→ Work request: Type out all the records once more, exactly.

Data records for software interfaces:
=== Begin Enclosure ===

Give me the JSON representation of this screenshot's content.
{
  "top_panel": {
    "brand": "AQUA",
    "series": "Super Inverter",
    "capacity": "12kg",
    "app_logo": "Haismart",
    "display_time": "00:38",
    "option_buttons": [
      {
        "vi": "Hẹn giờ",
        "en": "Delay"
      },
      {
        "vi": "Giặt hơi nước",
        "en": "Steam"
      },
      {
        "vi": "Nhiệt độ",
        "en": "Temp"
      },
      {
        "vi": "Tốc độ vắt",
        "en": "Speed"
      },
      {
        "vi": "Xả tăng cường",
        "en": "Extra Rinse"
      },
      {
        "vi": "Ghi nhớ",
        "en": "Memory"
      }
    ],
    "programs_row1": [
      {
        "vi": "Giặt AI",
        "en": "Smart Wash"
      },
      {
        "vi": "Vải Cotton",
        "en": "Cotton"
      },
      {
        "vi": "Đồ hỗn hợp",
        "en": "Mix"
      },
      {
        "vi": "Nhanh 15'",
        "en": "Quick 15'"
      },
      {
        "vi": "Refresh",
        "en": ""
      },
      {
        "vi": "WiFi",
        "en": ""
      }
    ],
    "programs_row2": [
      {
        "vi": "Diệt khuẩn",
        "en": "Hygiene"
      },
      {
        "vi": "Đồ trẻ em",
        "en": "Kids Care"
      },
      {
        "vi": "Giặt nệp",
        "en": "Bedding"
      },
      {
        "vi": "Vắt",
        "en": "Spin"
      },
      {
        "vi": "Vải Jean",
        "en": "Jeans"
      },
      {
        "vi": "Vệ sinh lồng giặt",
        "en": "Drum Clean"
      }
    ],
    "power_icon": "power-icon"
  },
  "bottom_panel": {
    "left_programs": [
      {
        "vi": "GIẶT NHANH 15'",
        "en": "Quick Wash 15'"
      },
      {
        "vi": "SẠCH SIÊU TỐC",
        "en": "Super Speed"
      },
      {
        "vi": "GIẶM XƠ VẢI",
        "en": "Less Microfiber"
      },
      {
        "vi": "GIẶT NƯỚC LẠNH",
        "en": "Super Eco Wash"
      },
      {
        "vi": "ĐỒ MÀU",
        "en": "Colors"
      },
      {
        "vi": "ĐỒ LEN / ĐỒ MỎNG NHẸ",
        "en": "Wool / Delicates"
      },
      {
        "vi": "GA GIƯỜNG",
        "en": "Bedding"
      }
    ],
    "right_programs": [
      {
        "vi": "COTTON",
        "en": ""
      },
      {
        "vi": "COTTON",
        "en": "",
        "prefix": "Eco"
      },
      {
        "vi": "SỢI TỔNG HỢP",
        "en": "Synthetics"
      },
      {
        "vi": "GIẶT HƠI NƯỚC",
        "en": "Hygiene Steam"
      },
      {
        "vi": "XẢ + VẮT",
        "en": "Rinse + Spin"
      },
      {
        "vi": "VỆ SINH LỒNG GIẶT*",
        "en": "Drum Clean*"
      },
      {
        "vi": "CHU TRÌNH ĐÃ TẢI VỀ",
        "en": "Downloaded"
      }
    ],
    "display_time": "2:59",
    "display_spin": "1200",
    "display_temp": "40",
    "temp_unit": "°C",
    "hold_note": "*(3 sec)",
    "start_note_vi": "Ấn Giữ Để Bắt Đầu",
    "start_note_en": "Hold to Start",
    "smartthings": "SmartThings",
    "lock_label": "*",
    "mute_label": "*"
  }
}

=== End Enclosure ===

→ Solved exercise:
Give me the JSON representation of this screenshot's content.
{
  "top_panel": {
    "brand": "AQUA",
    "series": "Super Inverter",
    "capacity": "12kg",
    "app_logo": "Haismart",
    "display_time": "00:38",
    "option_buttons": [
      {
        "vi": "Hẹn giờ",
        "en": "Delay"
      },
      {
        "vi": "Giặt hơi nước",
        "en": "Steam"
      },
      {
        "vi": "Nhiệt độ",
        "en": "Temp"
      },
      {
        "vi": "Tốc độ vắt",
        "en": "Speed"
      },
      {
        "vi": "Xả tăng cường",
        "en": "Extra Rinse"
      },
      {
        "vi": "Ghi nhớ",
        "en": "Memory"
      }
    ],
    "programs_row1": [
      {
        "vi": "Giặt AI",
        "en": "Smart Wash"
      },
      {
        "vi": "Vải Cotton",
        "en": "Cotton"
      },
      {
        "vi": "Đồ hỗn hợp",
        "en": "Mix"
      },
      {
        "vi": "Nhanh 15'",
        "en": "Quick 15'"
      },
      {
        "vi": "Refresh",
        "en": ""
      },
      {
        "vi": "WiFi",
        "en": ""
      }
    ],
    "programs_row2": [
      {
        "vi": "Diệt khuẩn",
        "en": "Hygiene"
      },
      {
        "vi": "Đồ trẻ em",
        "en": "Kids Care"
      },
      {
        "vi": "Giặt nệp",
        "en": "Bedding"
      },
      {
        "vi": "Vắt",
        "en": "Spin"
      },
      {
        "vi": "Vải Jean",
        "en": "Jeans"
      },
      {
        "vi": "Vệ sinh lồng giặt",
        "en": "Drum Clean"
      }
    ],
    "power_icon": "power-icon"
  },
  "bottom_panel": {
    "left_programs": [
      {
        "vi": "GIẶT NHANH 15'",
        "en": "Quick Wash 15'"
      },
      {
        "vi": "SẠCH SIÊU TỐC",
        "en": "Super Speed"
      },
      {
        "vi": "GIẶM XƠ VẢI",
        "en": "Less Microfiber"
      },
      {
        "vi": "GIẶT NƯỚC LẠNH",
        "en": "Super Eco Wash"
      },
      {
        "vi": "ĐỒ MÀU",
        "en": "Colors"
      },
      {
        "vi": "ĐỒ LEN / ĐỒ MỎNG NHẸ",
        "en": "Wool / Delicates"
      },
      {
        "vi": "GA GIƯỜNG",
        "en": "Bedding"
      }
    ],
    "right_programs": [
      {
        "vi": "COTTON",
        "en": ""
      },
      {
        "vi": "COTTON",
        "en": "",
        "prefix": "Eco"
      },
      {
        "vi": "SỢI TỔNG HỢP",
        "en": "Synthetics"
      },
      {
        "vi": "GIẶT HƠI NƯỚC",
        "en": "Hygiene Steam"
      },
      {
        "vi": "XẢ + VẮT",
        "en": "Rinse + Spin"
      },
      {
        "vi": "VỆ SINH LỒNG GIẶT*",
        "en": "Drum Clean*"
      },
      {
        "vi": "CHU TRÌNH ĐÃ TẢI VỀ",
        "en": "Downloaded"
      }
    ],
    "display_time": "2:59",
    "display_spin": "1200",
    "display_temp": "40",
    "temp_unit": "°C",
    "hold_note": "*(3 sec)",
    "start_note_vi": "Ấn Giữ Để Bắt Đầu",
    "start_note_en": "Hold to Start",
    "smartthings": "SmartThings",
    "lock_label": "*",
    "mute_label": "*"
  }
}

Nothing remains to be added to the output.